Since we're speaking of lists and, you know, it's still August, Barack Obama's summer reading list is a mixture of the good (George Pelecanos) the middlebrow (David McCullough) and the too-contrived-and-appallingly-written (Tom Friedman). Joe Carter critiques the list and asks:
In all seriousness, though, what books would you recommend the President read during his vacation? Assuming you had to stick to the same 3:1:1 ratio (3 novels, 1 biography, 1 policy-oriented nonfiction) what books would you slip into his travel bag?
1. Lincoln by Gore Vidal. When Hillary Clinton was asked to be Secrtary of State there was plenty of talk about Doris Kearns Goodwin and her Lincoln book, Team of Rivals, but Vidal's novel about the old Railsplitter is still the best treatment of his presidency there is. Vidal's masterpiece and one of the great Washington novels.
2. Flashman by George MacDonald Fraser. Obama might want to remind himself that his torubles in Afghanistan are trivial by comparison with those faced by Harry Paget Flashman in the First Afghan War. It's all there: the siege at Jalalabad, the last stand at Gandamak and, of course, the heroic disaster of the retreat from Kabul itself. A warning from history? Perhaps. But rollickingly good fun anyway.
3. Turbulence by Giles Foden. The President ought to try at least one contemporary novel and the latets book from the author of The Last King of Scotland is a good, solid, middlebrow place to start. Also, it's about weather forecasting. Which means it's really a novel about uncertainty, even when there's plenty of data to work with. Set during World War Two as rival camps of weather forecasters attempt to work together to provide a "go date" for the allied invasion of Normandy, it's a novel that wears its learning lightly while making the useful point that predicting the future is often a mug's game even when it's played by experts. Experts and preperation matter but they're not much match for events and the great unknown future.

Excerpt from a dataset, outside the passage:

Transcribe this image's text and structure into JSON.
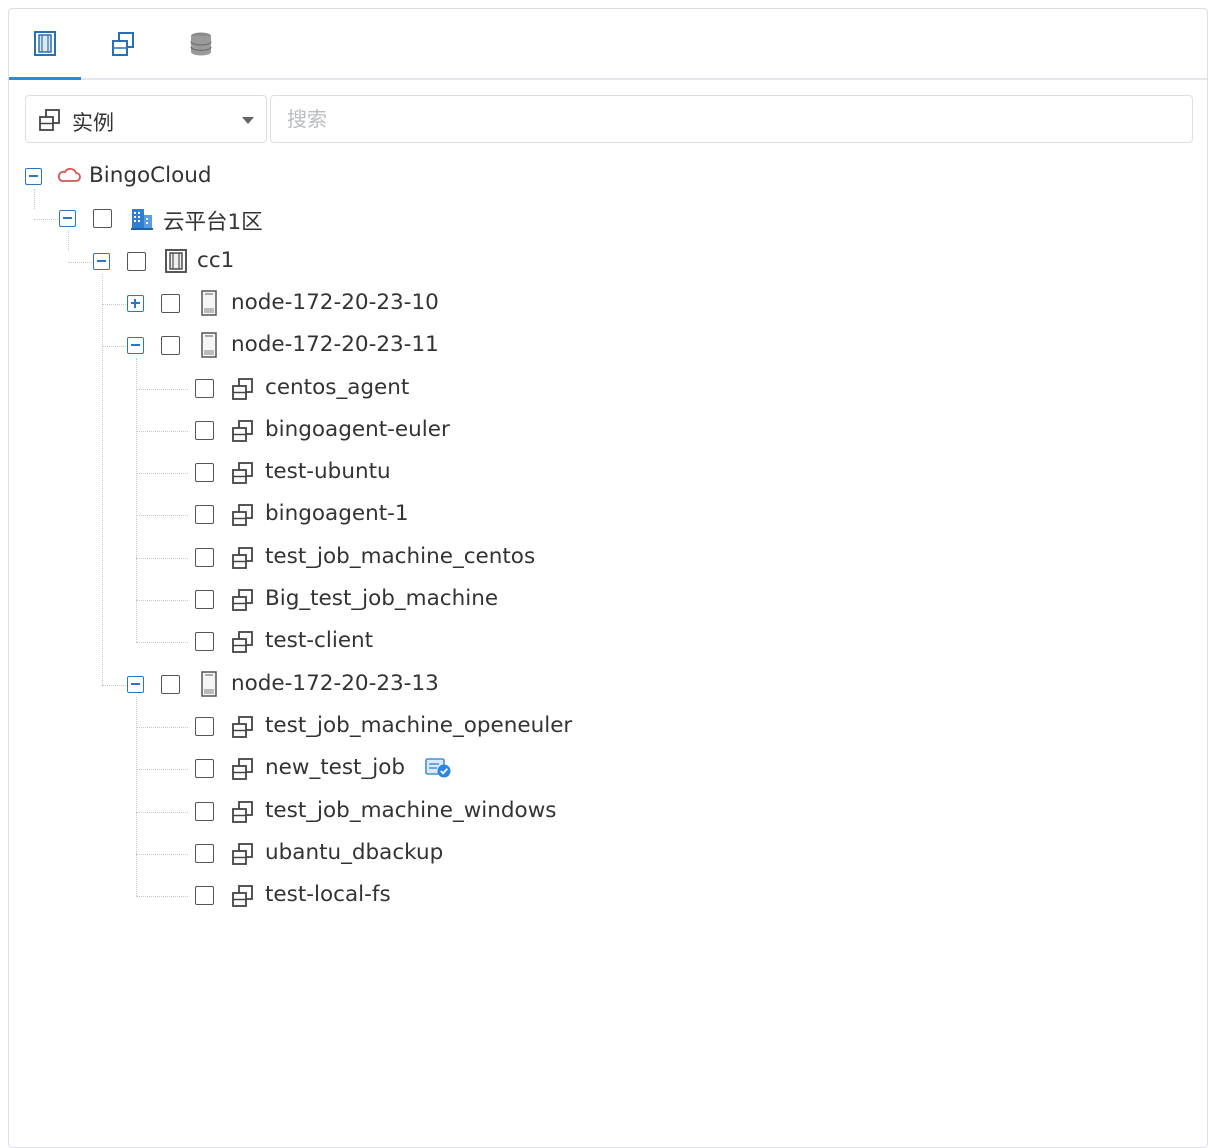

4. The Cult of the Presidency: America's Dangerous Devotion to Executive Power by Gene Healy. Does exactly what it says on the tin. Healy's book should be required reading for every member of Congress and, for that matter, journalist or White House staffer in Washington. It's a splendid, if frequently alarming, history of the Presidency from its appeallingly modest beginnings to the appalling, bloated, imperial behemoth it has become. Not, admittedly, that one would expect Obama, or any other President, to pay much attention to Healy's excellent book. But one may hope...
5. Bodyline Autopsy by David Frith. The President needs to get away from it all. That means immersing himself in a subject entirely alien to him. What better topic could there be than cricket? And what better book than Frith's exhaustive "biography" of the 1932-33 Ashes series between England and Australia? Better known as Bodyline, the series is also a useful exploration of diplomacy, game theory, problem solving and the limits of means when contrasted with the value of ends. How far it is permissable to go? The story of DR Jardine's attempt to control Don Bradman is gripping stuff and a useful resource for a President confronted by hostile powers and intractable problems at home and abroad.
Anyway, what would you have Obama read this summer?